In 2008, the American Heart Association published an extensive study that suggested that there was the possibility of a relationship between sudden Sensorineural hearing loss (due to nerve damage in the inner ear), and stroke, over a 5 year follow up period. The study reported that there was an increase between the incidence of a stroke and the sudden loss of hearing (developed in a 72 hour period). Further to this, it was also reported that although the age related hearing loss did not increase the likelihood of someone having a stroke, those who had between moderate and severe hearing loss were more likely to report that they had had a stroke in the past.
Hearing loss, tinnitus and sensitivity to sounds are all associated with (bilateral) strokes of the brainstem. Stoke can also be associated with the sudden onset of hearing loss, (being able to hear one week but struggling to hear the television the next week), which is not related to the slow, gradual decline of hearing that is often associated with the ageing process.

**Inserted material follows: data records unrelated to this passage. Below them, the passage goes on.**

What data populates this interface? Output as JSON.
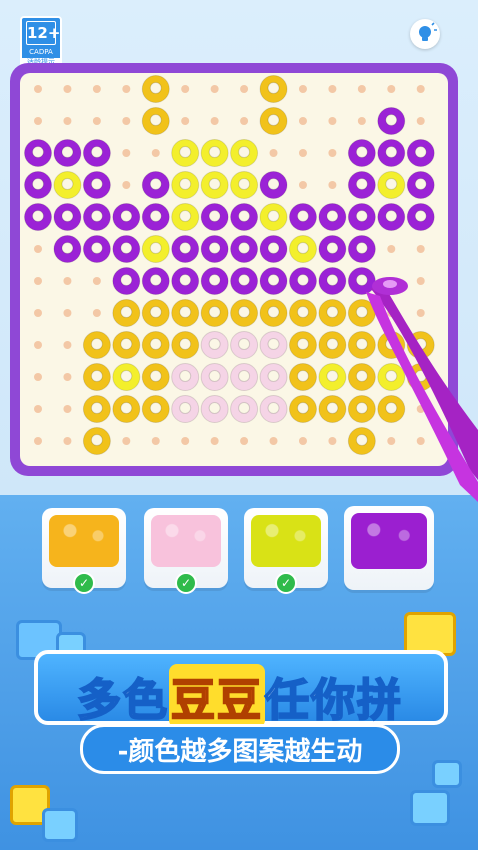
{
  "age_badge": {
    "rating": "12+",
    "org": "CADPA",
    "tip": "适龄提示"
  },
  "title": {
    "part1": "多色",
    "highlight": "豆豆",
    "part2": "任你拼"
  },
  "subtitle": "-颜色越多图案越生动",
  "trays": [
    {
      "color": "#f6b41c",
      "completed": true
    },
    {
      "color": "#f8c2dc",
      "completed": true
    },
    {
      "color": "#d9e216",
      "completed": true
    },
    {
      "color": "#9b1fd0",
      "completed": false
    }
  ],
  "colors": {
    "board_frame": "#8f48d6",
    "purple": "#9b22d6",
    "yellow": "#f1c21a",
    "lemon": "#f3ef2c",
    "pink": "#f5d4e6",
    "peg": "#f3c8a6"
  },
  "icons": {
    "bulb": "lightbulb-icon",
    "check": "check-icon",
    "tweezers": "tweezers-icon"
  }
}
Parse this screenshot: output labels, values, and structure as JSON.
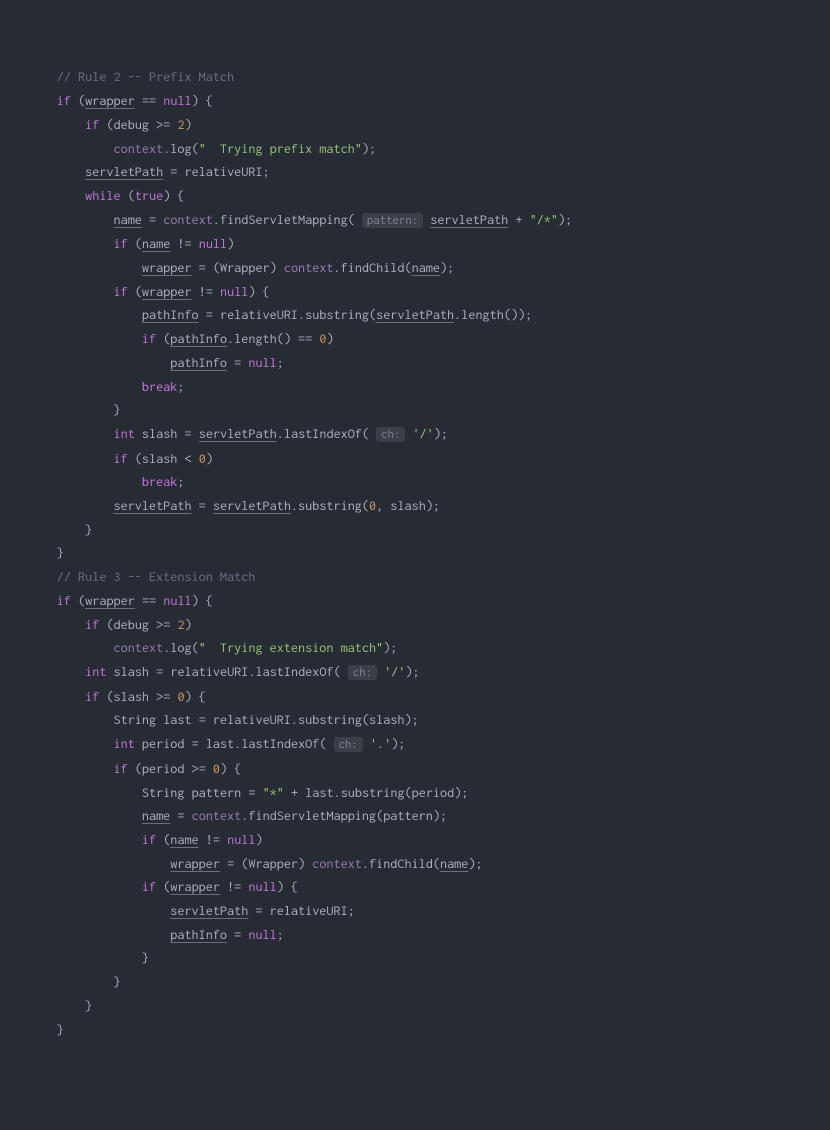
{
  "c": {
    "rule2": "// Rule 2 -- Prefix Match",
    "if": "if",
    "while": "while",
    "int": "int",
    "break": "break",
    "true": "true",
    "null": "null",
    "wrapper": "wrapper",
    "debug": "debug",
    "context": "context",
    "log": "log",
    "tryprefix": "\"  Trying prefix match\"",
    "servletPath": "servletPath",
    "relativeURI": "relativeURI",
    "name": "name",
    "findServletMapping": "findServletMapping",
    "hint_pattern": "pattern:",
    "plus": "+",
    "slashstar": "\"/*\"",
    "Wrapper": "Wrapper",
    "findChild": "findChild",
    "pathInfo": "pathInfo",
    "substring": "substring",
    "length": "length",
    "slash": "slash",
    "lastIndexOf": "lastIndexOf",
    "hint_ch": "ch:",
    "ch_slash": "'/'",
    "ch_dot": "'.'",
    "rule3": "// Rule 3 -- Extension Match",
    "tryext": "\"  Trying extension match\"",
    "String": "String",
    "last": "last",
    "period": "period",
    "pattern": "pattern",
    "star": "\"*\"",
    "n0": "0",
    "n2": "2",
    "eq": "==",
    "ne": "!=",
    "ge": ">=",
    "lt": "<",
    "as": "="
  }
}
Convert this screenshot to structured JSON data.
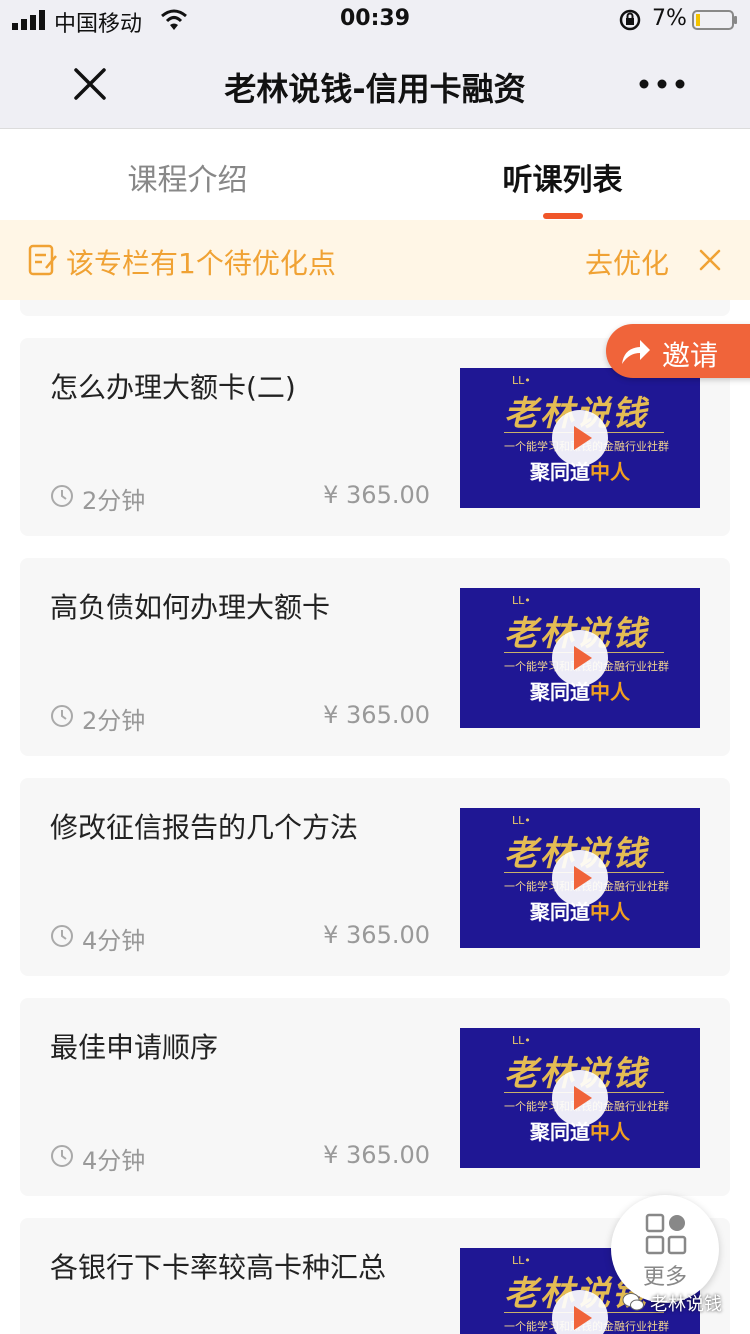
{
  "status_bar": {
    "carrier": "中国移动",
    "time": "00:39",
    "battery_percent": "7%"
  },
  "nav": {
    "title": "老林说钱-信用卡融资"
  },
  "tabs": [
    {
      "label": "课程介绍",
      "active": false
    },
    {
      "label": "听课列表",
      "active": true
    }
  ],
  "notice": {
    "text": "该专栏有1个待优化点",
    "action": "去优化"
  },
  "invite": {
    "label": "邀请"
  },
  "lessons": [
    {
      "title": "怎么办理大额卡(二)",
      "duration": "2分钟",
      "price": "¥  365.00"
    },
    {
      "title": "高负债如何办理大额卡",
      "duration": "2分钟",
      "price": "¥  365.00"
    },
    {
      "title": "修改征信报告的几个方法",
      "duration": "4分钟",
      "price": "¥  365.00"
    },
    {
      "title": "最佳申请顺序",
      "duration": "4分钟",
      "price": "¥  365.00"
    },
    {
      "title": "各银行下卡率较高卡种汇总",
      "duration": "",
      "price": ""
    }
  ],
  "thumbnail": {
    "ll": "LL•",
    "brand": "老林说钱",
    "tagline": "一个能学习和赚钱的金融行业社群",
    "slogan_white": "聚同道",
    "slogan_orange": "中人"
  },
  "more": {
    "label": "更多"
  },
  "watermark": {
    "text": "老林说钱"
  },
  "colors": {
    "accent": "#f0562a",
    "notice_text": "#f0a234",
    "thumb_bg": "#1f1794",
    "invite_bg": "#f0643a"
  }
}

The screening of the auditory process and stoke is important. Studies have suggested that 42% of stroke patients had hearing impairments to conversational tones. As well as being associated to hearing loss, stroke can also be an early indicator of heart disease so it is essential to have a full health check following a stroke to ensure there are no underlying conditions and any hearing loss detected.